Minority group status, perceived discrimination, and emotion-focused coping
In two studies, this thesis depicts the relationship between minority group status in the United States, perceived discrimination, and coping with stress. Past literature on coping and its types – problem-focused versus emotion-focused – is inconsistent in terms of differences between minority status groups and majority groups. It remains unknown whether or why Black Americans and lesbian or gay Americans may demonstrate coping patterns that differ from White Americans and heterosexual Americans, respectively. What is altogether absent from the literature is the possible mediating factor of perceived discrimination experienced by these minority groups. That is, differences in internal, stable coping processes that manage stress may have been molded by one’s experience with discrimination. Study 1 examines the relationship between race (Black versus White) and coping, mediated by perceived discrimination. Study 2 examines the relationship between sexual orientation (lesbian or gay versus heterosexual) and coping, mediated by perceived discrimination. Both studies confirm the thesis that minority group members exhibit maladaptive, emotion-focused coping more than majority group members – but that this difference is explained by the minority group members’ perceived discrimination.

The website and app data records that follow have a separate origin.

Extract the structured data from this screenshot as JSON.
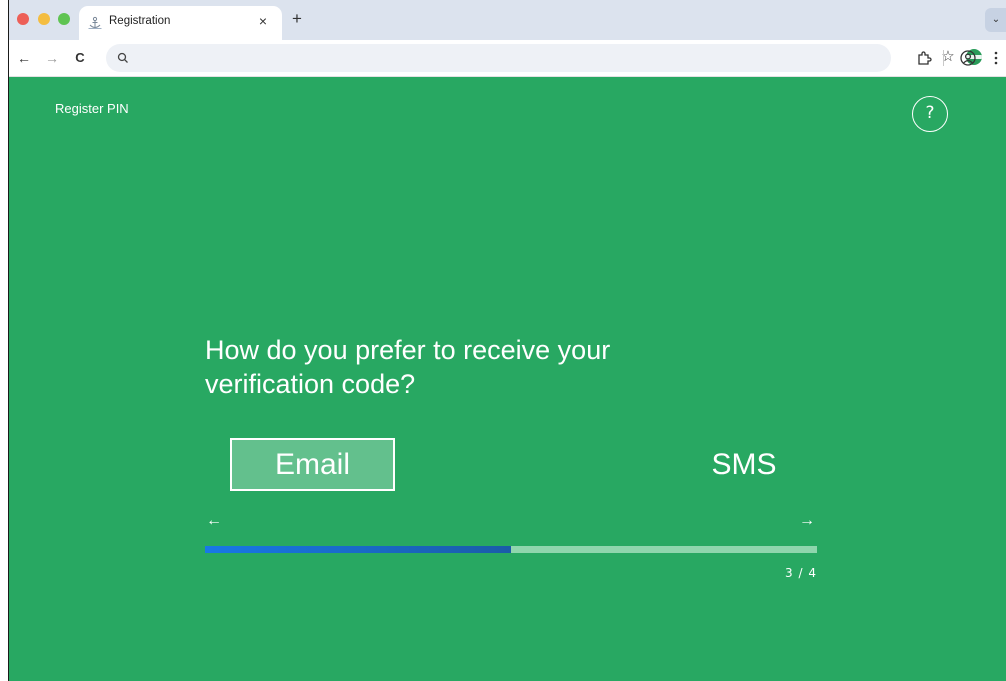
{
  "browser": {
    "tab": {
      "title": "Registration",
      "close_glyph": "×",
      "favicon": "anchor-icon"
    },
    "new_tab_glyph": "+",
    "tab_search_glyph": "⌄",
    "nav": {
      "back": "←",
      "forward": "→",
      "reload": "C"
    },
    "omnibox": {
      "value": "",
      "placeholder": ""
    },
    "bookmark_glyph": "☆"
  },
  "page": {
    "title": "Register PIN",
    "help_label": "?",
    "question_line1": "How do you prefer to receive your",
    "question_line2": "verification code?",
    "options": [
      {
        "label": "Email",
        "selected": true
      },
      {
        "label": "SMS",
        "selected": false
      }
    ],
    "prev_arrow": "←",
    "next_arrow": "→",
    "progress": {
      "current": 3,
      "total": 4,
      "fill_fraction": 0.5,
      "label": "3 / 4"
    }
  },
  "colors": {
    "page_bg": "#28a862",
    "progress_fill": "#1a6ed0",
    "progress_track": "#8fd6ad",
    "text": "#ffffff"
  }
}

Historical and political relevance, social implications, and possible limitations in design and interpretation are discussed.